START Records supplied

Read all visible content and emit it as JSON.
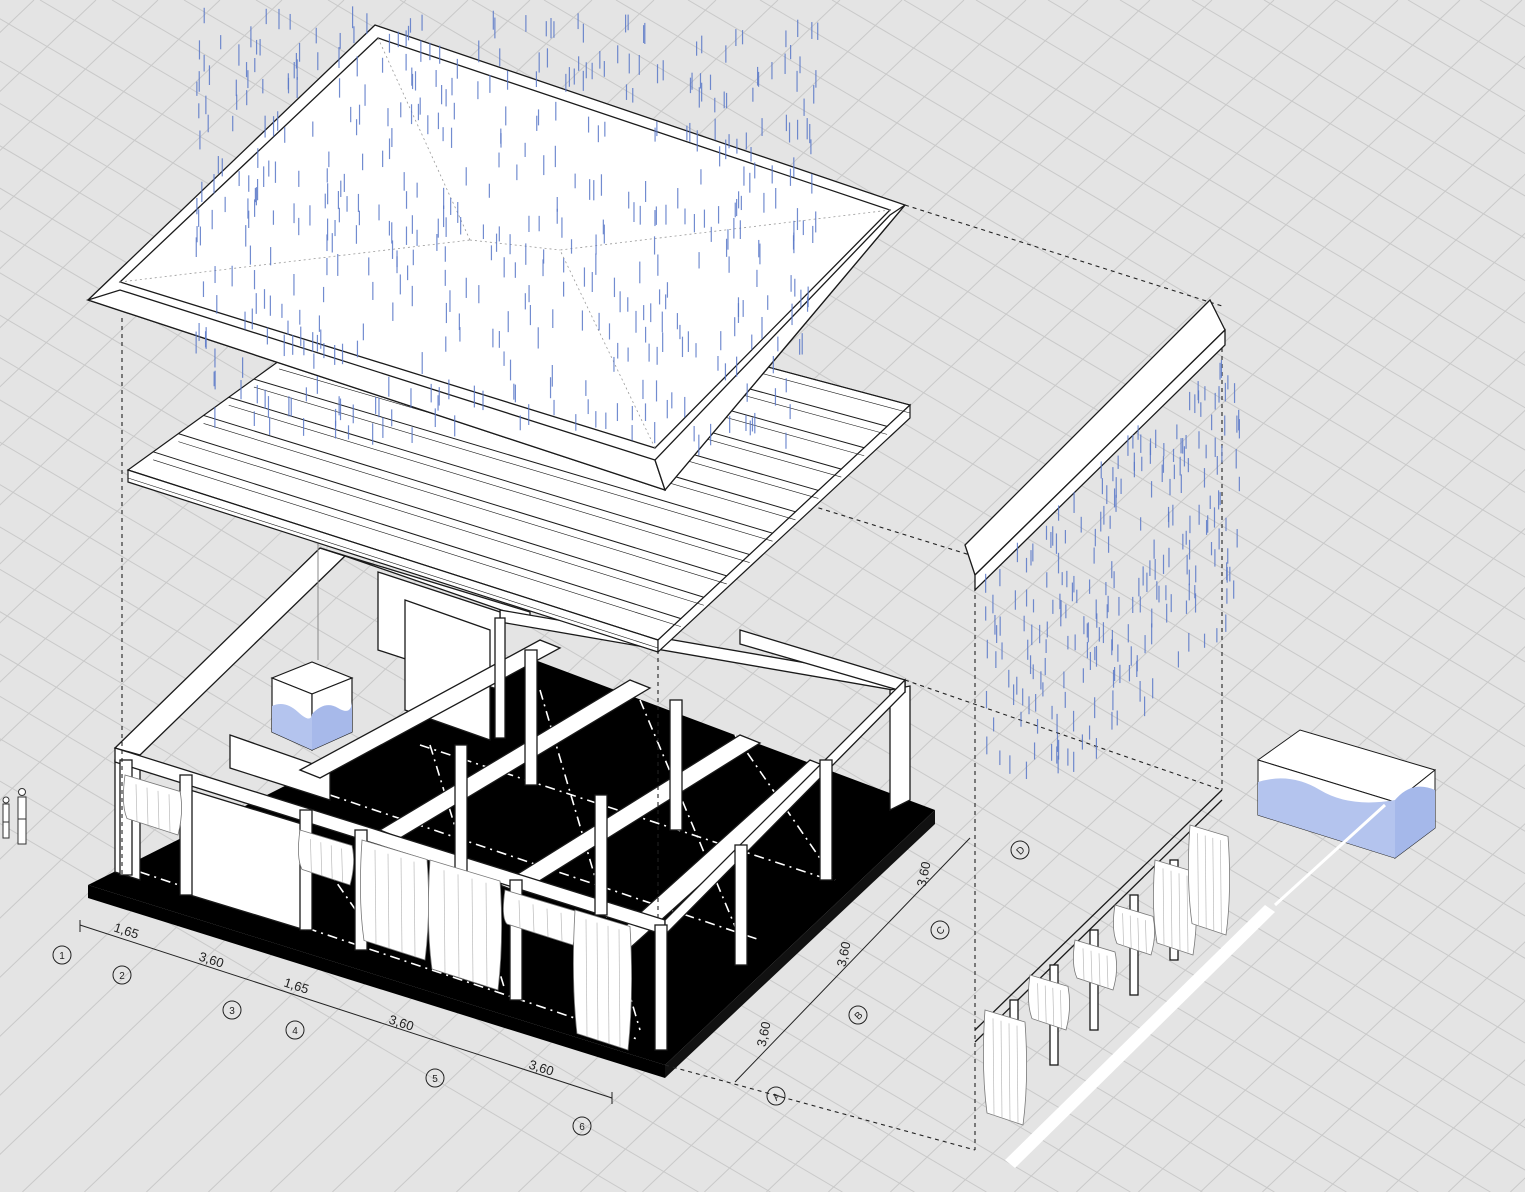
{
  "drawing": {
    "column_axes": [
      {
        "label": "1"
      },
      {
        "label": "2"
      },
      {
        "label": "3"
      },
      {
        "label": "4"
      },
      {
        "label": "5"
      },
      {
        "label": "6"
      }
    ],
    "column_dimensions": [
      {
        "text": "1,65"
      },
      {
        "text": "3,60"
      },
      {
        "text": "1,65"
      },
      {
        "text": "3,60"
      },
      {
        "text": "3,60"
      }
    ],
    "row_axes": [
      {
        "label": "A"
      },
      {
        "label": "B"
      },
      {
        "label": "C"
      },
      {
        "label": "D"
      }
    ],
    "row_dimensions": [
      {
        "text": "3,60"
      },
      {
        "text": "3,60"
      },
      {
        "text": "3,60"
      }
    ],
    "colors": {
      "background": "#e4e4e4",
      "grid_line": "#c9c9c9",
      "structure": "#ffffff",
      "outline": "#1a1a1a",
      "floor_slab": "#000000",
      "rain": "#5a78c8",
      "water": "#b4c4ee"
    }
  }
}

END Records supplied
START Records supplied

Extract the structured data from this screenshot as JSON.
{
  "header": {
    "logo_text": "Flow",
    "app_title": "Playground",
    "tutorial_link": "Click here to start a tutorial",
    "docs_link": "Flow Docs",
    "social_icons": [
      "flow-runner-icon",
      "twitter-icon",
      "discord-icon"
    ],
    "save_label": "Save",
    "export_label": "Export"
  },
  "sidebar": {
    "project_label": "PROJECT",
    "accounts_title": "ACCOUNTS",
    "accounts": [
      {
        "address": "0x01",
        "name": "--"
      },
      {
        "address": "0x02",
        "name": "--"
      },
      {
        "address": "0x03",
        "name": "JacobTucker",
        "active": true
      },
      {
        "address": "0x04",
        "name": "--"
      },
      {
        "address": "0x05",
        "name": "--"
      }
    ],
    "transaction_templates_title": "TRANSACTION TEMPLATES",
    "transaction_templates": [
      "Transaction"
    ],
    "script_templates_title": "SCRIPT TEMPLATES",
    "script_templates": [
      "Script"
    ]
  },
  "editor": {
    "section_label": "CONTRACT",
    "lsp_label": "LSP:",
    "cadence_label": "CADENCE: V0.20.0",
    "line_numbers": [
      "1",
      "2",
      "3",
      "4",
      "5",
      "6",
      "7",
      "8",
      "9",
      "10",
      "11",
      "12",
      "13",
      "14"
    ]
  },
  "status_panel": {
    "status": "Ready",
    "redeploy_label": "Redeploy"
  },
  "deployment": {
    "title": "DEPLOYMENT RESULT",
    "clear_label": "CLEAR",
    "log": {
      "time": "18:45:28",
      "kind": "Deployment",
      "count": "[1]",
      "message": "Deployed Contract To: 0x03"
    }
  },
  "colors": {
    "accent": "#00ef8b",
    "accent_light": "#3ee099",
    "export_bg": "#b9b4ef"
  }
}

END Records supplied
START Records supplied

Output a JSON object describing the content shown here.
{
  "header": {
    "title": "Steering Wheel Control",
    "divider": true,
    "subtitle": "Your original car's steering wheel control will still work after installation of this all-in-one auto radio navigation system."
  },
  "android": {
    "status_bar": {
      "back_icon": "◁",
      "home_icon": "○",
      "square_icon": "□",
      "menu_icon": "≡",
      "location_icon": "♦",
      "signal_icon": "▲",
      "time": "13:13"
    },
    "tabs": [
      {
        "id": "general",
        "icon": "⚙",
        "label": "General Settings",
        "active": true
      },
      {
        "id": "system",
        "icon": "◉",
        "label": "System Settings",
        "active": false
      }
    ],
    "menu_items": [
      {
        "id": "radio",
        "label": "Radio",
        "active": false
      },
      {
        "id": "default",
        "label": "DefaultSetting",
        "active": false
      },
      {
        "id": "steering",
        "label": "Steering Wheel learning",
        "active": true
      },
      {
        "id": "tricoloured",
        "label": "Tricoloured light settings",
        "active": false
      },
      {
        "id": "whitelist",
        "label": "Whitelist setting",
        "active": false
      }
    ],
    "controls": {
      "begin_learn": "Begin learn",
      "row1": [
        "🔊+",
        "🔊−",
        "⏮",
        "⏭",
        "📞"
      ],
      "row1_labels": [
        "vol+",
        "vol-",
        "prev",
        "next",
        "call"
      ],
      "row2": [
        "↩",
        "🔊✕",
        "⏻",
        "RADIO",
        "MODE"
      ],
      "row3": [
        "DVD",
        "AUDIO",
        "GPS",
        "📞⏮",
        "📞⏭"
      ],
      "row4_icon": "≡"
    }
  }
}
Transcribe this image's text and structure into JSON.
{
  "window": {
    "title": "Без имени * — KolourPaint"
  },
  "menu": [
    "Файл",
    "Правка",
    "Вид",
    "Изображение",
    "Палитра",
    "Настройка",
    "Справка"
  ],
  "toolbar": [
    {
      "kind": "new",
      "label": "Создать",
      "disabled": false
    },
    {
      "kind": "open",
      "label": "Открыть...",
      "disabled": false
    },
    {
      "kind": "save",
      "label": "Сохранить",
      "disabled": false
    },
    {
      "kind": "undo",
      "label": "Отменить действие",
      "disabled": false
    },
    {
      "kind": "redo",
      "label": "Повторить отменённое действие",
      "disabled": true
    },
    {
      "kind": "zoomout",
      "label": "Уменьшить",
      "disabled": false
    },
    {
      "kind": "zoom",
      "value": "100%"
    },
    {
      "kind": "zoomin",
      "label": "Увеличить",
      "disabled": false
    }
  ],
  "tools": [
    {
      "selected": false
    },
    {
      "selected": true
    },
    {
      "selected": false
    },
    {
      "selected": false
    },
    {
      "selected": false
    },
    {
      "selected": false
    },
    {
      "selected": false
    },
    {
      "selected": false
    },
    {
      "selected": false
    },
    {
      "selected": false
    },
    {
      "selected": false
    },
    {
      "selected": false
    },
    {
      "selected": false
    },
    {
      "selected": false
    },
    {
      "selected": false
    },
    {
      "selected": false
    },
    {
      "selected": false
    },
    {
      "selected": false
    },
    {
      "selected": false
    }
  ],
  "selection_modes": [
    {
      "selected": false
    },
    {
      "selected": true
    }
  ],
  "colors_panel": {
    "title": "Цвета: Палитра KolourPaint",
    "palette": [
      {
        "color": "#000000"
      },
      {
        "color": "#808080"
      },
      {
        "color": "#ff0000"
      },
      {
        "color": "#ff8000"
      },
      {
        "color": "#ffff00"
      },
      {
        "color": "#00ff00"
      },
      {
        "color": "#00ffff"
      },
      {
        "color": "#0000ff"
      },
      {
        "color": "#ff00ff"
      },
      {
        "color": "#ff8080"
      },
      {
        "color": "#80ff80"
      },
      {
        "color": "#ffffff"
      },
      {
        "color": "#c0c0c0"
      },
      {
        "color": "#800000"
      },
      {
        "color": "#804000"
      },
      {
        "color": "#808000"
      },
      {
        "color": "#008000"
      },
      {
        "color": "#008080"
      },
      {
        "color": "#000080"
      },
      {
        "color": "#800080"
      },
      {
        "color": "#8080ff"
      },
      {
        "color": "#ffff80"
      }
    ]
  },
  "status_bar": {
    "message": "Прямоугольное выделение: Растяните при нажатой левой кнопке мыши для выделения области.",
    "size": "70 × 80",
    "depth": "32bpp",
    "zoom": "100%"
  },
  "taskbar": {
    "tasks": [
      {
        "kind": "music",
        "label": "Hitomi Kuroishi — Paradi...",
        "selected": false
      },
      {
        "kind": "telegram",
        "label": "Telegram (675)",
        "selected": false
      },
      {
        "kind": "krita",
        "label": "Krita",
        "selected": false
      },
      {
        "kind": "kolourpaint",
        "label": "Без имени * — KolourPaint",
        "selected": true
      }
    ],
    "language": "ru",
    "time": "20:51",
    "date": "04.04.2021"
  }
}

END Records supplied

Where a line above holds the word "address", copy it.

§ **Output**:
        "address": "0x01",
        "address": "0x02",
        "address": "0x03",
        "address": "0x04",
        "address": "0x05",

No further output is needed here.